In January 1952 Colonel Scott was assigned to the Air Force Finance Center where he served as comptroller deputy chief of staff for plans and operations, deputy commander and then early in 1953 he assumed command of the Air Force Finance Center. In June 1953 he was promoted to brigadier general. In August 1954 General Scott was reassigned from the Air Force Finance Center to Headquarters U.S. Air Force as deputy director of finance. He remained in this assignment until July 1956 when the Directorate of Accounting and the Directorate of Finance were combined into the present Directorate of Accounting and Finance. Upon that consolidation General Scott was assigned as the deputy director of Accounting and Finance. In April l957 General Scott assumed his present assignment as comptroller, Air Research and Development Command.

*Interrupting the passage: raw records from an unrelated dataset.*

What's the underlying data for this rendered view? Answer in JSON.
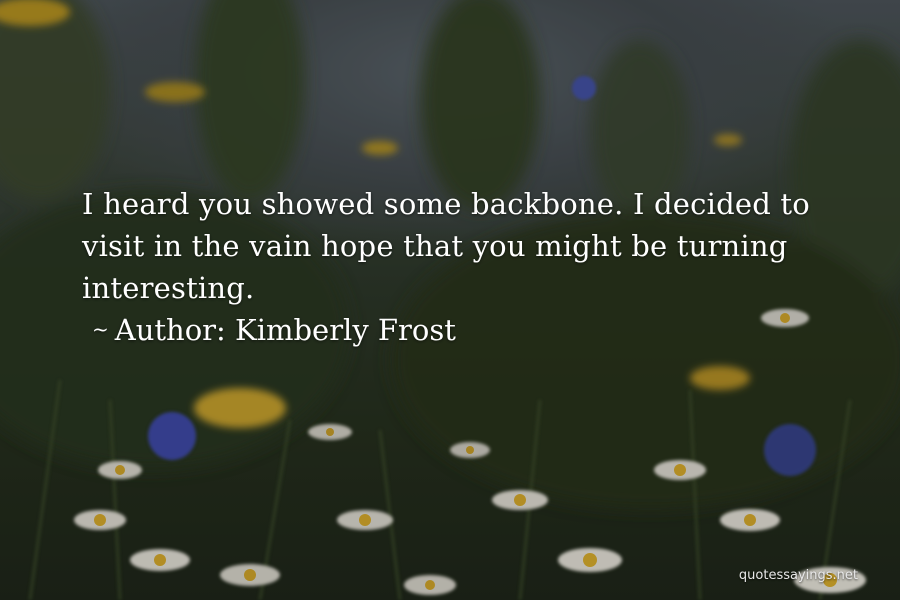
{
  "quote": {
    "text": "I heard you showed some backbone. I decided to visit in the vain hope that you might be turning interesting."
  },
  "attribution": {
    "prefix": "~",
    "author_label": "Author: Kimberly Frost"
  },
  "watermark": {
    "text": "quotessayings.net"
  },
  "colors": {
    "text": "#ffffff",
    "flower_white": "#e9e7dc",
    "flower_yellow": "#e0b631",
    "flower_blue": "#4c5bb8",
    "foliage": "#2f3e25"
  }
}
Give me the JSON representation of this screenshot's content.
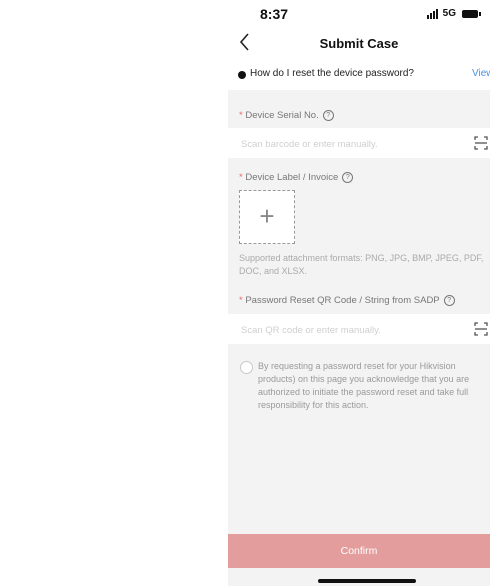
{
  "status": {
    "time": "8:37",
    "network": "5G"
  },
  "nav": {
    "title": "Submit Case"
  },
  "faq": {
    "text": "How do I reset the device password?",
    "link": "View"
  },
  "serial": {
    "label": "Device Serial No.",
    "placeholder": "Scan barcode or enter manually."
  },
  "label_invoice": {
    "label": "Device Label / Invoice",
    "upload": "+",
    "hint": "Supported attachment formats: PNG, JPG, BMP, JPEG, PDF, DOC, and XLSX."
  },
  "qr": {
    "label": "Password Reset QR Code / String from SADP",
    "placeholder": "Scan QR code or enter manually."
  },
  "agreement": "By requesting a password reset for your Hikvision products) on this page you acknowledge that you are authorized to initiate the password reset and take full responsibility for this action.",
  "confirm": "Confirm",
  "colors": {
    "confirm_bg": "#e49d9d",
    "link": "#4a90e2",
    "required": "#e86a6a"
  },
  "icons": [
    "back-icon",
    "scan-icon",
    "help-icon",
    "signal-icon",
    "battery-icon"
  ]
}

DECORATIONS AND MEDALS
Army Commendation Medal
World War II Victory Medal
American Defense Service Medal
Asiatic-Pacific Campaign Medal
Army of Occupation Medal
American Defense Service Medal
National Defense Service Medal
Shortly after he reported as executive officer at Sheppard Field in 1943, Colonel Scott was asked by the base operations officer if he would like to learn to fly. The operations officer pointed out that it was quite easy to get a service pilot's rating, and not very expensive if all instruction were received in military planes.
Colonel Scott discussed the matter with Major General James E. Chaney, the base commander, who agreed, with the limitation only that Colonel Scott would at no time fly military planes solo.
A captain was assigned as flying instructor, flying equipment issued and every morning Colonel Scott flew for an hour before work.
When he was ready to solo, Colonel Scott rented a plane at a civilian flying school across the base. The solo flight was celebrated by a party, a write-up in "Texacts," the base newspaper, and many congratulations.
About two months later Colonel Scott rode as a passenger in a BT-9 piloted by a service pilot who had presumably earned his rating in the same manner Colonel Scott was pursuing. In attempting to land after dark, the pilot ran the plane off the runway out into the middle of the airdrome where it crashed into a six-by-six truck, both the pilot and Colonel Scott were hospitalized for slight injuries.
The accident investigation uncovered the fact that the pilot had falsely logged time he had never flown, that he had thus never qualified as a service pilot, that he had not been checked out in the BT-9, that he had never before made a night landing, and that the board had not properly met when he was awarded his rating. The investigation also pointed out that conducting flying training at other than flying schools was prohibited by Army regulations.
The end result was that Colonel Scott's dream of becoming a rated officer collapsed. He received instead a court-martial for "Wrongfully receiving flying instructions" and was officially reprimanded.
It is interesting to note that the newspapers quite frequently refer to the fact at President Eisenhower learned to fly in the Philippines in military airplanes with a military instructor.